** SUPPLIED RECORDS **
☆ ☆ ☆

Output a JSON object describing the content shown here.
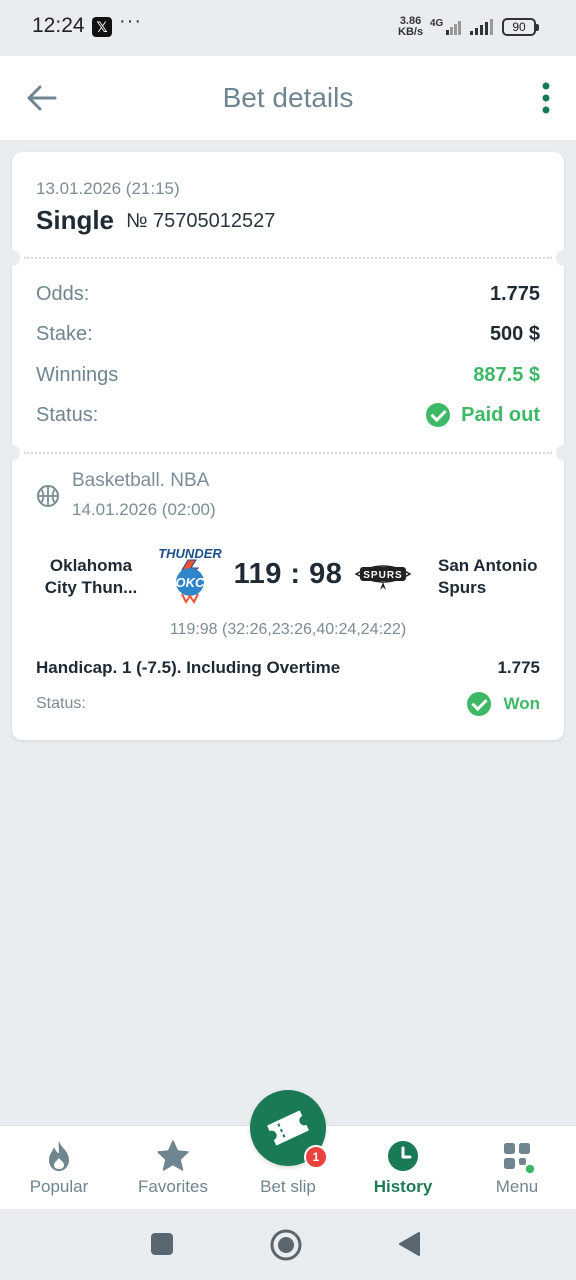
{
  "status_bar": {
    "time": "12:24",
    "app_icon": "x-icon",
    "app_glyph": "𝕏",
    "more": "···",
    "speed_value": "3.86",
    "speed_unit": "KB/s",
    "network": "4G",
    "battery": "90"
  },
  "header": {
    "title": "Bet details",
    "back_icon": "arrow-left-icon",
    "menu_icon": "more-vertical-icon"
  },
  "bet": {
    "date": "13.01.2026 (21:15)",
    "type": "Single",
    "number": "№ 75705012527",
    "rows": {
      "odds_label": "Odds:",
      "odds_value": "1.775",
      "stake_label": "Stake:",
      "stake_value": "500 $",
      "winnings_label": "Winnings",
      "winnings_value": "887.5 $",
      "status_label": "Status:",
      "status_value": "Paid out"
    }
  },
  "event": {
    "sport_icon": "basketball-icon",
    "league": "Basketball. NBA",
    "date": "14.01.2026 (02:00)",
    "team1_line1": "Oklahoma",
    "team1_line2": "City Thun...",
    "team1_logo": "thunder-logo",
    "score": "119 : 98",
    "team2_logo": "spurs-logo",
    "team2_line1": "San Antonio",
    "team2_line2": "Spurs",
    "periods": "119:98 (32:26,23:26,40:24,24:22)",
    "market": "Handicap. 1 (-7.5). Including Overtime",
    "market_odds": "1.775",
    "status_label": "Status:",
    "status_value": "Won",
    "logo_text_1": "THUNDER",
    "logo_text_1b": "OKC",
    "logo_text_2": "SPURS"
  },
  "bottom_nav": {
    "items": [
      {
        "label": "Popular",
        "icon": "flame-icon"
      },
      {
        "label": "Favorites",
        "icon": "star-icon"
      },
      {
        "label": "Bet slip",
        "icon": "ticket-icon",
        "badge": "1"
      },
      {
        "label": "History",
        "icon": "clock-icon",
        "active": true
      },
      {
        "label": "Menu",
        "icon": "grid-icon"
      }
    ]
  },
  "colors": {
    "accent_green": "#1a7a55",
    "success_green": "#3db867",
    "badge_red": "#e9423d",
    "muted_text": "#6f8590",
    "background": "#e9edf0"
  }
}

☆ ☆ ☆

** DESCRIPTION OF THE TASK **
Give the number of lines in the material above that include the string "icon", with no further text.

** EXERCISE RESULT **
9